- _Aim of the task_
All of the records below need to be returned exactly.

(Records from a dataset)
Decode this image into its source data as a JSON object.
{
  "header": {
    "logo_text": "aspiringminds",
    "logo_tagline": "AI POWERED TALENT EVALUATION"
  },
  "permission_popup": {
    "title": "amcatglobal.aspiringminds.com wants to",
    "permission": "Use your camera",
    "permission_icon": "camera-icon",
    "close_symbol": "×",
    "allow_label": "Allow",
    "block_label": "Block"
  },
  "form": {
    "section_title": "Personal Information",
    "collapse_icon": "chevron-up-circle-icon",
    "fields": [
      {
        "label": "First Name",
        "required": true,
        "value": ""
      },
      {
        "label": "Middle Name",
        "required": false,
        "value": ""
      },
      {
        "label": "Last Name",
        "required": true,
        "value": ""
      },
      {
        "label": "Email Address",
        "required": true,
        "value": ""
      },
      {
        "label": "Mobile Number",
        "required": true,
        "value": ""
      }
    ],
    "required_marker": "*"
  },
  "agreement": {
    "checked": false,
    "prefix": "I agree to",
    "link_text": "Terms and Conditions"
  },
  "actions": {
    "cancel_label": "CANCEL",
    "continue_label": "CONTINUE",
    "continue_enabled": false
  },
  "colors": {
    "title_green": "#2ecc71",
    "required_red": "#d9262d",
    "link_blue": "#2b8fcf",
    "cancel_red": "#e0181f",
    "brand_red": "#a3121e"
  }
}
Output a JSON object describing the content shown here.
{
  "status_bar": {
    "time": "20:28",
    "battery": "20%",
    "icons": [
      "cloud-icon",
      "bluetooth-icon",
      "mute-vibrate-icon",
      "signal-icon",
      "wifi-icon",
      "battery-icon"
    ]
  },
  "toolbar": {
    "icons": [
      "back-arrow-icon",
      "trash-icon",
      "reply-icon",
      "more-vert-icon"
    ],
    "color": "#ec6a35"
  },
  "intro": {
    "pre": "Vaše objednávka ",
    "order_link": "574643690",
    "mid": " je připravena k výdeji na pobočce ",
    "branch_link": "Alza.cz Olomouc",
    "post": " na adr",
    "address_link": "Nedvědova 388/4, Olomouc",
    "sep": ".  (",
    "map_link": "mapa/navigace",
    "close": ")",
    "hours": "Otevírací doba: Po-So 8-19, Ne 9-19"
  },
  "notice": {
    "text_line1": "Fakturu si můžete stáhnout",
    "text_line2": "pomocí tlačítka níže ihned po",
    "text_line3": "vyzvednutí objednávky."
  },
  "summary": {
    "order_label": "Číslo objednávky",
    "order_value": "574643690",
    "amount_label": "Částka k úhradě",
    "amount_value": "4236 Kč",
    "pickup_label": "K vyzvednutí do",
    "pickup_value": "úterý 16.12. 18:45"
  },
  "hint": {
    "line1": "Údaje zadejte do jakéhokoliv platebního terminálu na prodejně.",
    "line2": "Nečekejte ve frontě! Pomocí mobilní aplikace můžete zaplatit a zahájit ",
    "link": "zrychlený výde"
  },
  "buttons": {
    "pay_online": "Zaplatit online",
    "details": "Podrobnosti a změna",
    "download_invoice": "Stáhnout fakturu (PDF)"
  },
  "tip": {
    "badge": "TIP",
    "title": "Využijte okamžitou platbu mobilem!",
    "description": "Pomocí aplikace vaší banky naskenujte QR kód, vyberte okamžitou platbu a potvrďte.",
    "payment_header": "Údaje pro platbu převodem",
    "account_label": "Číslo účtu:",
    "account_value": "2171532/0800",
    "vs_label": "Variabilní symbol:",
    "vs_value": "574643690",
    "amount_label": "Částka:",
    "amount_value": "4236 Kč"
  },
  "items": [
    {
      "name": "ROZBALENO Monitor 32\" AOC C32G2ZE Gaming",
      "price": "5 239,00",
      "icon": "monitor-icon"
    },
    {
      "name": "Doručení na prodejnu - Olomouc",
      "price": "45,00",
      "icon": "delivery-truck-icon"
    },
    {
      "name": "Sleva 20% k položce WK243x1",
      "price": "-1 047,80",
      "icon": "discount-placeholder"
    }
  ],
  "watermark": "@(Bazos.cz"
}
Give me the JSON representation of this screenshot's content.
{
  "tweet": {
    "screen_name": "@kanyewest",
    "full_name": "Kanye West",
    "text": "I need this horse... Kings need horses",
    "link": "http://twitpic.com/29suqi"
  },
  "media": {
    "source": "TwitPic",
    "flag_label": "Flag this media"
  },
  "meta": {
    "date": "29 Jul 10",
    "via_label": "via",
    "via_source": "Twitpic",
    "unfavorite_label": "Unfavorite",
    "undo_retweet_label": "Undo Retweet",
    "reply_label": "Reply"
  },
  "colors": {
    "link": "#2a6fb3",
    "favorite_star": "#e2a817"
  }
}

- _Solution for this task_
Decode this image into its source data as a JSON object.
{
  "header": {
    "logo_text": "aspiringminds",
    "logo_tagline": "AI POWERED TALENT EVALUATION"
  },
  "permission_popup": {
    "title": "amcatglobal.aspiringminds.com wants to",
    "permission": "Use your camera",
    "permission_icon": "camera-icon",
    "close_symbol": "×",
    "allow_label": "Allow",
    "block_label": "Block"
  },
  "form": {
    "section_title": "Personal Information",
    "collapse_icon": "chevron-up-circle-icon",
    "fields": [
      {
        "label": "First Name",
        "required": true,
        "value": ""
      },
      {
        "label": "Middle Name",
        "required": false,
        "value": ""
      },
      {
        "label": "Last Name",
        "required": true,
        "value": ""
      },
      {
        "label": "Email Address",
        "required": true,
        "value": ""
      },
      {
        "label": "Mobile Number",
        "required": true,
        "value": ""
      }
    ],
    "required_marker": "*"
  },
  "agreement": {
    "checked": false,
    "prefix": "I agree to",
    "link_text": "Terms and Conditions"
  },
  "actions": {
    "cancel_label": "CANCEL",
    "continue_label": "CONTINUE",
    "continue_enabled": false
  },
  "colors": {
    "title_green": "#2ecc71",
    "required_red": "#d9262d",
    "link_blue": "#2b8fcf",
    "cancel_red": "#e0181f",
    "brand_red": "#a3121e"
  }
}
Output a JSON object describing the content shown here.
{
  "status_bar": {
    "time": "20:28",
    "battery": "20%",
    "icons": [
      "cloud-icon",
      "bluetooth-icon",
      "mute-vibrate-icon",
      "signal-icon",
      "wifi-icon",
      "battery-icon"
    ]
  },
  "toolbar": {
    "icons": [
      "back-arrow-icon",
      "trash-icon",
      "reply-icon",
      "more-vert-icon"
    ],
    "color": "#ec6a35"
  },
  "intro": {
    "pre": "Vaše objednávka ",
    "order_link": "574643690",
    "mid": " je připravena k výdeji na pobočce ",
    "branch_link": "Alza.cz Olomouc",
    "post": " na adr",
    "address_link": "Nedvědova 388/4, Olomouc",
    "sep": ".  (",
    "map_link": "mapa/navigace",
    "close": ")",
    "hours": "Otevírací doba: Po-So 8-19, Ne 9-19"
  },
  "notice": {
    "text_line1": "Fakturu si můžete stáhnout",
    "text_line2": "pomocí tlačítka níže ihned po",
    "text_line3": "vyzvednutí objednávky."
  },
  "summary": {
    "order_label": "Číslo objednávky",
    "order_value": "574643690",
    "amount_label": "Částka k úhradě",
    "amount_value": "4236 Kč",
    "pickup_label": "K vyzvednutí do",
    "pickup_value": "úterý 16.12. 18:45"
  },
  "hint": {
    "line1": "Údaje zadejte do jakéhokoliv platebního terminálu na prodejně.",
    "line2": "Nečekejte ve frontě! Pomocí mobilní aplikace můžete zaplatit a zahájit ",
    "link": "zrychlený výde"
  },
  "buttons": {
    "pay_online": "Zaplatit online",
    "details": "Podrobnosti a změna",
    "download_invoice": "Stáhnout fakturu (PDF)"
  },
  "tip": {
    "badge": "TIP",
    "title": "Využijte okamžitou platbu mobilem!",
    "description": "Pomocí aplikace vaší banky naskenujte QR kód, vyberte okamžitou platbu a potvrďte.",
    "payment_header": "Údaje pro platbu převodem",
    "account_label": "Číslo účtu:",
    "account_value": "2171532/0800",
    "vs_label": "Variabilní symbol:",
    "vs_value": "574643690",
    "amount_label": "Částka:",
    "amount_value": "4236 Kč"
  },
  "items": [
    {
      "name": "ROZBALENO Monitor 32\" AOC C32G2ZE Gaming",
      "price": "5 239,00",
      "icon": "monitor-icon"
    },
    {
      "name": "Doručení na prodejnu - Olomouc",
      "price": "45,00",
      "icon": "delivery-truck-icon"
    },
    {
      "name": "Sleva 20% k položce WK243x1",
      "price": "-1 047,80",
      "icon": "discount-placeholder"
    }
  ],
  "watermark": "@(Bazos.cz"
}
Give me the JSON representation of this screenshot's content.
{
  "tweet": {
    "screen_name": "@kanyewest",
    "full_name": "Kanye West",
    "text": "I need this horse... Kings need horses",
    "link": "http://twitpic.com/29suqi"
  },
  "media": {
    "source": "TwitPic",
    "flag_label": "Flag this media"
  },
  "meta": {
    "date": "29 Jul 10",
    "via_label": "via",
    "via_source": "Twitpic",
    "unfavorite_label": "Unfavorite",
    "undo_retweet_label": "Undo Retweet",
    "reply_label": "Reply"
  },
  "colors": {
    "link": "#2a6fb3",
    "favorite_star": "#e2a817"
  }
}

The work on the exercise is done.